You arrange them as you do because you’ve decided that this is the first step in the most efficient procedure of getting dressed in the dark for your workday. From the dresser, you cross the room to the custom cabinets you and your wife chose together, the one you took out a loan to cover costs for, back in the spring of the year after you bought the house together. You use the hanger to post the shirt on the brass handle affixed to the cabinet. It’ll be impossible to miss in the morning.
You cross back across the tile to the cabinet with shelves – of which you’ve been allotted the bottom two of six – and select your pants. You can choose from Carhartt, Columbia, Prana, and Outdoor Research. Grab the ones you don’t think you’ve worn in a few days, or default to your favorite if you’re at the start of a new week. A few steps to the right take you back to the centrally located dresser, where you select underwear and socks after folding the pants in half and placing them on top of the dresser. Usually at this point you remember that you’ll need a belt, and you find whatever belt is still in the pants you wore yesterday and loop it neatly next to where you’re setting out everything else. You need to know where it is when you can’t see what you’re doing.
The socks and underwear, including an undershirt, are to be placed in the order in which you’ll need them atop the pants. Be sure that the stack has what you need and that the simple shirt you’ve chosen seems to work alright with the pants. They all do (you chose simple shirts for this reason).
Last things last. You double-check that your wallet and keys are in their spot in the top, right-hand-side drawer in that distressed-wood dresser that the two of you chose together in that short month of living together before getting married back in 2018. Are your car keys in their home location? Be sure. Keys to the office? Are your shoes on top of the shelving at the north end of the room? You need to be able to find them in the dark, lace them in the dark.
At first approach to setting your SOP [Standard Operating Procedure], you thought about a few things in combination. Your first concern was for her, of course, and your second concern was for what would work best. “Best” here was a determination met by calculating your sub-optimal options given the constraints presented by (1) caring about another person’s comfort and (2) living as a human with limited cognitive abilities.
It goes without saying that you don’t want to wake her when you’re getting up for work two hours before she will need to get up. You know you would hate for her to turn on the lights when you’re sleeping – or trying to sleep – and so that’s rule number one.
Rule number two is that it’s hard to make choices in the dark, so it’s best to make up your mind before bed. It’s even tougher to make choices in the dark when you’re only operating at half-capacity, and you know well enough that your processing speed at 6:30 AM is approximately half of where it will be by mid-morning. That’s before the mid-day slowdown, of course…

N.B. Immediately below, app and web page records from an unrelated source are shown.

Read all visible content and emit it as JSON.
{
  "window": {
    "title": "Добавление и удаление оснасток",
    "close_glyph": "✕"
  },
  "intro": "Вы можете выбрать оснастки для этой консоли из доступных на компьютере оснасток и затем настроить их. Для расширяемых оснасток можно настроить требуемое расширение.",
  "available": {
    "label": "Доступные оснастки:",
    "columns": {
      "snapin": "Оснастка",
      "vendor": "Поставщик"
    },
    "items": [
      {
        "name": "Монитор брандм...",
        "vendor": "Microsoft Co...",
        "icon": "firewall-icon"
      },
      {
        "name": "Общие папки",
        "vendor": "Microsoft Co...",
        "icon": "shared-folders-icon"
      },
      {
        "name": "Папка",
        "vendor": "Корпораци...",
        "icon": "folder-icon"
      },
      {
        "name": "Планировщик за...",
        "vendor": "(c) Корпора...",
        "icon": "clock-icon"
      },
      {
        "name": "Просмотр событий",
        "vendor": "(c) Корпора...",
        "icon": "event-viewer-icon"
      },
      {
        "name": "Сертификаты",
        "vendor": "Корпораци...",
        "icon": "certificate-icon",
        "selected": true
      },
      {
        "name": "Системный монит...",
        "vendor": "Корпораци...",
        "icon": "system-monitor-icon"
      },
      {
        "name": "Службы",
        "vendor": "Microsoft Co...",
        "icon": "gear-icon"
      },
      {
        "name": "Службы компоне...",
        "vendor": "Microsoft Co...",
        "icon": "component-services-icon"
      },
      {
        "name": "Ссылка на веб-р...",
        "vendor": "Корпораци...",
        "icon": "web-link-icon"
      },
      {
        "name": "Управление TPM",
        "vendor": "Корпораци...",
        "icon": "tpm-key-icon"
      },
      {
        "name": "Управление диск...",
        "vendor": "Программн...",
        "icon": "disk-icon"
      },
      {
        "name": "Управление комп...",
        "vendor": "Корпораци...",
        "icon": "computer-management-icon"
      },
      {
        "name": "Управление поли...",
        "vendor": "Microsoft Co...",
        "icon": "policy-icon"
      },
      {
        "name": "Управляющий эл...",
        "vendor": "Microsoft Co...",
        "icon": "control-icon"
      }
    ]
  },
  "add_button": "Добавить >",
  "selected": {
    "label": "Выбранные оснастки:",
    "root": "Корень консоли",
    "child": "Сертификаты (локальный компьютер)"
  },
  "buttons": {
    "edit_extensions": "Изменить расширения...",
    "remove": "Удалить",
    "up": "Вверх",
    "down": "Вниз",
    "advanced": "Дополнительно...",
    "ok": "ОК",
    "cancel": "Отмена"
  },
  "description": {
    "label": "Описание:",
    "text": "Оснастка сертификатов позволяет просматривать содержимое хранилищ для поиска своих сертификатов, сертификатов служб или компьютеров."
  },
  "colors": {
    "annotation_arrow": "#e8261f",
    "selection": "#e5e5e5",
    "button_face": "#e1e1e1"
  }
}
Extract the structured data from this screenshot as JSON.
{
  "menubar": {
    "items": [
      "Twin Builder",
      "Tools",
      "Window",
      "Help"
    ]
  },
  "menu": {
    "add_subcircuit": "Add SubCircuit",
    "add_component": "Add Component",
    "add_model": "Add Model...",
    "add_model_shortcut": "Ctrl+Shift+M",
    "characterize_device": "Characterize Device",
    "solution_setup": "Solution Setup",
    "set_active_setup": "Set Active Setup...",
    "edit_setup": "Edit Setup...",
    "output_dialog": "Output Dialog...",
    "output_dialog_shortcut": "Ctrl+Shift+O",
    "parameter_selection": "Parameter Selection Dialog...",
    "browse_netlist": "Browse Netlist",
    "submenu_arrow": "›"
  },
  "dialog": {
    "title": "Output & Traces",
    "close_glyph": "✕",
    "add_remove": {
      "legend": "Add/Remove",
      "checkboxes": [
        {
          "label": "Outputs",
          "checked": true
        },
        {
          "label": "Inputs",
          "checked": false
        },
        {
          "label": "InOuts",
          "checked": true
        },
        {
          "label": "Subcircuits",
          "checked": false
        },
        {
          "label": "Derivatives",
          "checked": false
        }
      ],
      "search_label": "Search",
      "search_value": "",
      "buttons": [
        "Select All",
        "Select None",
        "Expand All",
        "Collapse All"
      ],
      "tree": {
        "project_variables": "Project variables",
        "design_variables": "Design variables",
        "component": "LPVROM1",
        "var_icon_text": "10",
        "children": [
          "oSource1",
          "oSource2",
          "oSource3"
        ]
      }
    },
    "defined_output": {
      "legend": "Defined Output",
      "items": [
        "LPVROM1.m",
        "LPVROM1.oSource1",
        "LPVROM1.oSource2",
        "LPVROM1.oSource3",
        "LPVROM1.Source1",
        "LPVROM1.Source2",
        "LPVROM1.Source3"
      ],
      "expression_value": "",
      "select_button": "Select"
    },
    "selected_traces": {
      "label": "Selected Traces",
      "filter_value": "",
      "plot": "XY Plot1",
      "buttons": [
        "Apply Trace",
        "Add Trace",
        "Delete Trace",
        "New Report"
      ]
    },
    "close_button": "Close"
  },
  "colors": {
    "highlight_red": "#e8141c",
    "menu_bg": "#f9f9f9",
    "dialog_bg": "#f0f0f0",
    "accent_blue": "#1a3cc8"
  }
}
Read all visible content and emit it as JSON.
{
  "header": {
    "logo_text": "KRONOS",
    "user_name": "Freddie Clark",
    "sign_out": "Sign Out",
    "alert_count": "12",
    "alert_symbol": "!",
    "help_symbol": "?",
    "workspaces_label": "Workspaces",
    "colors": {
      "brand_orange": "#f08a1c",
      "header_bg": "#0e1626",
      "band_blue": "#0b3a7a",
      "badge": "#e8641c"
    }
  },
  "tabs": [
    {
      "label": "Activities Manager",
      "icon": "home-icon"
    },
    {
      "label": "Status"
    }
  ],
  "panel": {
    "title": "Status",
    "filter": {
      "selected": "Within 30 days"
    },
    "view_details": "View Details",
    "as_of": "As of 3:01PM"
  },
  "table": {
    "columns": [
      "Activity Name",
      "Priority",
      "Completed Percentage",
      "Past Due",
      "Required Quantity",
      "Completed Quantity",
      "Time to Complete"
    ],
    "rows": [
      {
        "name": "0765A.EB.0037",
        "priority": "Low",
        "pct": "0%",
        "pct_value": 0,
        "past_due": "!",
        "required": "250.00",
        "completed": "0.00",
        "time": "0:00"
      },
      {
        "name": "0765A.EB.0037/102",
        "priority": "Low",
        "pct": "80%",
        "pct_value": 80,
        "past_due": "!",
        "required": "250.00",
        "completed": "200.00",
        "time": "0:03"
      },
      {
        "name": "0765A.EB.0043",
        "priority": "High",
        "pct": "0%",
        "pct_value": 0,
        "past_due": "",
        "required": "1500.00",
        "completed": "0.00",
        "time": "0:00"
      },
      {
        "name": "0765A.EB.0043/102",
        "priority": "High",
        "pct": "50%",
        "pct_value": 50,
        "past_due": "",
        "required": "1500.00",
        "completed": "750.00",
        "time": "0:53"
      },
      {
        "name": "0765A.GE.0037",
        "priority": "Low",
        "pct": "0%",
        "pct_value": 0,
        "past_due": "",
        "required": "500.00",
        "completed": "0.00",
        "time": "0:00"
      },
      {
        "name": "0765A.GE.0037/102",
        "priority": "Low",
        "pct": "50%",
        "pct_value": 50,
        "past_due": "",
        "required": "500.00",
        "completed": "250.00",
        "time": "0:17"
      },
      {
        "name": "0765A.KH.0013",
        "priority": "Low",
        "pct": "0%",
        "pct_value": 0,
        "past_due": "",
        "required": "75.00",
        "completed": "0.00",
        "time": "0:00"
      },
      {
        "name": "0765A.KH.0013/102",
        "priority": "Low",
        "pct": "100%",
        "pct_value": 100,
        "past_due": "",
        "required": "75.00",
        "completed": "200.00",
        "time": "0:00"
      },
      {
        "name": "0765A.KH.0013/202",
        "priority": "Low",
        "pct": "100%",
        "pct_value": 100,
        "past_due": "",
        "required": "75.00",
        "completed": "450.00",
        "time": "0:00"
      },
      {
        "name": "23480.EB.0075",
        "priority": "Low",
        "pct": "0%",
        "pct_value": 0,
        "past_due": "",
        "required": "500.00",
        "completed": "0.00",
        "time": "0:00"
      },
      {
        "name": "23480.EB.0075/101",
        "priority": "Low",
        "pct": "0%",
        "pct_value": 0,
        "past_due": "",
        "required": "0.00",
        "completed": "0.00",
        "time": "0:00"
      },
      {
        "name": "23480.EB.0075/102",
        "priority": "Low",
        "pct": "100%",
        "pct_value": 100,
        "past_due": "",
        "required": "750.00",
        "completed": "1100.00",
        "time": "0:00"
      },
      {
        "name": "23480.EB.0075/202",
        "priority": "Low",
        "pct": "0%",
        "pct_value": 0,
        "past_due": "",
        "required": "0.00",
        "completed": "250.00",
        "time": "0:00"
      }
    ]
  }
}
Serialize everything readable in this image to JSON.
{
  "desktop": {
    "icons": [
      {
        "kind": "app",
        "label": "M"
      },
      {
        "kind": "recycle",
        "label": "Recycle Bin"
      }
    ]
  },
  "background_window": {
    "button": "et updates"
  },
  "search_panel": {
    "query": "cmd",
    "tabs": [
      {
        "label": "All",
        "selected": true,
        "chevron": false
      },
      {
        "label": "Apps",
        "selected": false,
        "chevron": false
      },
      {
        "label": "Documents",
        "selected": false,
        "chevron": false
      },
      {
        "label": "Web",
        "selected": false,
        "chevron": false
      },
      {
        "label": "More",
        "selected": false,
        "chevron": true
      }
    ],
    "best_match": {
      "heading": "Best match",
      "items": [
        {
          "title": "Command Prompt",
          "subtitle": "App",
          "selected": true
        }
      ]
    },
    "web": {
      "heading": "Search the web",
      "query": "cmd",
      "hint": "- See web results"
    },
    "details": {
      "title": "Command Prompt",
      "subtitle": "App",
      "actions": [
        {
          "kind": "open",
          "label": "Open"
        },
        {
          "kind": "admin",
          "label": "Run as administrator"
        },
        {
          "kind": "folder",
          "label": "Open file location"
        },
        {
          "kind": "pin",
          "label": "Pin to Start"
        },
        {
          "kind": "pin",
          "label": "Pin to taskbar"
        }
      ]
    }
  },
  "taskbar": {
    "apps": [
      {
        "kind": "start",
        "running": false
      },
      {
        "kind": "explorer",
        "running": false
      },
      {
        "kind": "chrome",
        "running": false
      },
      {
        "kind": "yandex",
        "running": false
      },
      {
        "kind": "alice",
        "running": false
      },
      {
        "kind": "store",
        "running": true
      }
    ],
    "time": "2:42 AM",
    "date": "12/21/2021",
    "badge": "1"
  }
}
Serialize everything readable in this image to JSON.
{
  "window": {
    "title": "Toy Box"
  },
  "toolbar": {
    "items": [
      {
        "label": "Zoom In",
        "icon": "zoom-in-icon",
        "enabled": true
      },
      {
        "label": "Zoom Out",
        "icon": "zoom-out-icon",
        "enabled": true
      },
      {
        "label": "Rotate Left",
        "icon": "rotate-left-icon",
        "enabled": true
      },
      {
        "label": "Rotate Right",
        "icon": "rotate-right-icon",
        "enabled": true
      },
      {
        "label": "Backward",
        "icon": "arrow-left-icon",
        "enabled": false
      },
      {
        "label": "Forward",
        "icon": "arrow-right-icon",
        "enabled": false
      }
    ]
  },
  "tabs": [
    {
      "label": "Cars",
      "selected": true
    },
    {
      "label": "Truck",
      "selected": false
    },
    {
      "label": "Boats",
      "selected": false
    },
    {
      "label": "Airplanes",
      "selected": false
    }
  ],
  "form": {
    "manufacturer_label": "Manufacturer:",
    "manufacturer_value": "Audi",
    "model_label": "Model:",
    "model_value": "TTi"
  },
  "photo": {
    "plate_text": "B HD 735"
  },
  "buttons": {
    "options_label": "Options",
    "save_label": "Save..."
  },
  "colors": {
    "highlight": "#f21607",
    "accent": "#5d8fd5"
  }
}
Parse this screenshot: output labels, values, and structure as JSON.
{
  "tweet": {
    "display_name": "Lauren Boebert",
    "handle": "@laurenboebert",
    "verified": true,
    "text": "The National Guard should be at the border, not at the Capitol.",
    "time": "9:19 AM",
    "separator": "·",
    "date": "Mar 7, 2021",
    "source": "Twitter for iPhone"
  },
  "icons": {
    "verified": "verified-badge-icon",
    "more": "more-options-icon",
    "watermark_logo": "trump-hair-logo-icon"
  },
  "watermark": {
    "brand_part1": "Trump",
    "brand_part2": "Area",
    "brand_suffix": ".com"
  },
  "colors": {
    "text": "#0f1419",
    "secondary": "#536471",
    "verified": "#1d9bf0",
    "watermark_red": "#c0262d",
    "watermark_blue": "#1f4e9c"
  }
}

Committed as you are to setting a plan and sticking with it, you established a routine. Now you keep to it. You’ve thought about changing it now and again, but any benefit from changing the routine will be outweighed by the cost of triggering memory lapses and producing early morning foul-ups. Better just to stay with something that works than to seek perfection – a wasted effort.